’Tis the season to be merry! To race around the shops, or the internet, buying your loved ones presents. To blow up the family WhatsApp group with plans and promises of who’ll bring what. To Instagram pictures of your tree while getting stuck into the Baileys.
Except life isn’t a Hallmark movie and some of us will be dreading Christmas – particularly the perennial water-cooler question: “Are you going home for Christmas?” That well-intentioned query that implies that we all have a home – and, indeed, a family – that we’d want to return to.

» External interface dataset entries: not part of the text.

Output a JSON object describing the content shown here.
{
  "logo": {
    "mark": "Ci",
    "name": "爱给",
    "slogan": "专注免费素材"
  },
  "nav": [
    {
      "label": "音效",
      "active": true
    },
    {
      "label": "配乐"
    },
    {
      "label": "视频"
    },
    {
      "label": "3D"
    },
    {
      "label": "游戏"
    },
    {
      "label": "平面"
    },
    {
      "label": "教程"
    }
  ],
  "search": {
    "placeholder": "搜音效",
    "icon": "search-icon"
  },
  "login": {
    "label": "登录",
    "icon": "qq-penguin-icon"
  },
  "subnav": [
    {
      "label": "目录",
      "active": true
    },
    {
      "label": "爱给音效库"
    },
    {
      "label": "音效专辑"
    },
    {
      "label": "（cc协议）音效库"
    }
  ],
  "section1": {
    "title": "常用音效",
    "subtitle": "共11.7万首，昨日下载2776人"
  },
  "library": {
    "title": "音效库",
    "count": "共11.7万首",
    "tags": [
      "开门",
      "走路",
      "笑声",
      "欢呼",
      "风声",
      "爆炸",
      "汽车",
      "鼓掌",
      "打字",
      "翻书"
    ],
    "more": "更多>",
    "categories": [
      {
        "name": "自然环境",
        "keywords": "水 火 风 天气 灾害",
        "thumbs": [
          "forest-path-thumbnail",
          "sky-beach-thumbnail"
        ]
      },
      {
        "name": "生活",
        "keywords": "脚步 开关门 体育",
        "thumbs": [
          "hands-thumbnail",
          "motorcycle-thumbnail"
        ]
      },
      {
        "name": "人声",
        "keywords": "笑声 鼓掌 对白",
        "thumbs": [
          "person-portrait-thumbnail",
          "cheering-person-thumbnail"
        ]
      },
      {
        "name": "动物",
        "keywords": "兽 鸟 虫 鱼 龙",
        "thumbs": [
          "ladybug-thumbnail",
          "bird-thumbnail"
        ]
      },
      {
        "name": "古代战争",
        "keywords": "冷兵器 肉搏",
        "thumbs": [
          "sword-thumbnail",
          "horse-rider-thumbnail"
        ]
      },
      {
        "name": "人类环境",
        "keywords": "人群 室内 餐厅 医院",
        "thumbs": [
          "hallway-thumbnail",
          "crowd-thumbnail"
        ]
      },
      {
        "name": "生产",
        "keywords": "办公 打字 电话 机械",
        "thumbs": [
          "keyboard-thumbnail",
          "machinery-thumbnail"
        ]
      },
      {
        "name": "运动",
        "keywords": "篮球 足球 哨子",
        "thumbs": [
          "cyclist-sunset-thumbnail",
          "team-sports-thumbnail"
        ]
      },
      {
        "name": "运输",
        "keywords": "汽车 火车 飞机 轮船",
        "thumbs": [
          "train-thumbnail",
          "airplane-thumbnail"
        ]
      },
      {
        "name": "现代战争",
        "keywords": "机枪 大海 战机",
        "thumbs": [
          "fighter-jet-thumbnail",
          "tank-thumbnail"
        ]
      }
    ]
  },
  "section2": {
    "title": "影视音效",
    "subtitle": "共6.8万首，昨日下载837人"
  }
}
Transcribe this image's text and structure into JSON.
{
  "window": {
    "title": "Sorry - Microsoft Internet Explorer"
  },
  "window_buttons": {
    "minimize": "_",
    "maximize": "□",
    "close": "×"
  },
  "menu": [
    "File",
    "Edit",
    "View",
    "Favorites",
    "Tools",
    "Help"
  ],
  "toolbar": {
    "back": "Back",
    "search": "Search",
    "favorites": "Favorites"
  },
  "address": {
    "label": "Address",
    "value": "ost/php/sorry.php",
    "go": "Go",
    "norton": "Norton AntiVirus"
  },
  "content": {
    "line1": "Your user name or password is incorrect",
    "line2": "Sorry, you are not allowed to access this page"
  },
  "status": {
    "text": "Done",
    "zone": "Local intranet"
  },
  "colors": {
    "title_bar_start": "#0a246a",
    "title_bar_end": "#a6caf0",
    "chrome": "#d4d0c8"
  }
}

I estranged myself from my parents over a decade ago, in my mid-twenties, when I finally understood that our relationship was beyond repair. That I would not be able to live a stable, happy life it I didn’t take that final step. It was one of the hardest times of my life. I had effectively lost my parents – and all that that entailed, both good and bad – but I didn’t feel entitled to grieve or to ask for support.
I know first-hand how isolating and painful this time of year can be, so it was no surprise to me that a report, published by Cambridge University and estrangement support charity StandAlone, found that 90% of the estranged people they surveyed found Christmas to be the hardest time of year. Perhaps this is inevitable when every film, every advert, every magazine article seems to reinforce the idea that how you are living your life is wrong. More shocking is that the charity’s earliest research implied at least five million people in the UK have made the choice to no longer be in contact with a member of their family, so go through this every year.
I always knew that I was not alone, but I never imagined there might be quite so many of us. It made me wonder now how many people I have met in my life might have been going through a version of my own seasonal hell themselves. I have stopped lying about my situation now and I cannot tell you the relief I feel, and the kinship when someone tells me they too have made that difficult decision. That, yes, Christmas without family might be painful, but it’s a hell of a lot easier than Christmas with them.
When asked over the years about where I’d spend Christmas, I always stuttered out vague answers and eventually found it so uncomfortable that I simply started lying. The truth seemed like an impossible taboo to break, even with people I considered friends. Family estrangement is all too common, but very rarely spoken about. For most people, it’s an extremely painful, but absolutely necessary, decision, but one that still comes with a sense of shame or stigma, no matter how valid the reasons. That was the case for me anyway.
On the few occasions that I risked honesty and explained my situation, I was frequently met with horrified disbelief: “It can’t be that bad? Come on – blood is thicker than water,” or, “But Christmas is time for family. Don’t you feel like getting in touch?” As though a date in the calendar, a tin of Quality Street and some tinsel could fix the unfixable. Far worse, though, were those who responded kindly but with embarrassment or pity, forcing me to jolly up my lonely Christmas for their sake.
One of my happiest Christmases was spent frying myself a big steak in a Buenos Aires apartment while listening to true-crime podcasts
The thing about Christmas is that it highlights everything you do and do not have. The Christmases of my childhood were not just about excitement, but the money worries, the conspicuous absence of other family or friends, and mum’s desire to make good on nothing. This created a volatile Christmas cocktail that, in our house, resulted in bursts of joy and small, domestic, wine-fuelled explosions. Crying and plate-smashing. Everything upended, then put shakily back together half an hour later in time for the Queen’s speech.
In my late teens, I decided I hated Christmas, that memories of stomach-twisting anxiety superseded my memories of wrapping paper and visits to Santa. Then I fell in love and decided that perhaps it was safe enough to celebrate with my new partner and her warm, open family, and started to enjoy it a little.
After we split in my early thirties, I often had invitations to friends’ families and I did try a few times – but I found that being around another family, feeling out of place and too eager to please, was exhausting and made me feel sad. It would take me until New Year just to recover. Besides, I wasn’t an orphan; I had a family – just an incredibly complex one.
Eventually, I did find ways to make it work. I spent them alone, doing exactly what I wanted: eating sausages and mash on a houseboat I rented on the Thames, bingeing on a This Is England box set, taking a long cycle ride through the deserted streets. One of my happiest Christmases was spent frying myself a big steak in a Buenos Aires apartment while listening to true-crime podcasts. My one rule was to never drink a drop, lest booze swell my own emotional overspill.
I’m married now and my husband and I will stay home and eat our way through a lot of cheese and I’ll Skype my godkids. I’m grateful for our Christmases together and new, happy memories: our first, baking a pumpkin pie in a saucepan lid in a tiny, borrowed Highgate studio with no kitchen; our second, running out into the sea in Lisbon after coffee in bed; and, this year, slow dancing to White Christmas in Tesco’s veg aisle. But, truly, I’m even more grateful for those hard Christmases spent learning to find happiness for myself and realising the strength that could be found by living on my own terms.
Those years alone have been a gift that keeps on giving. I hope that, if you’re not with your family this year, you know you are not alone at all and that one day you might look back on these Christmases with real happiness and gratitude.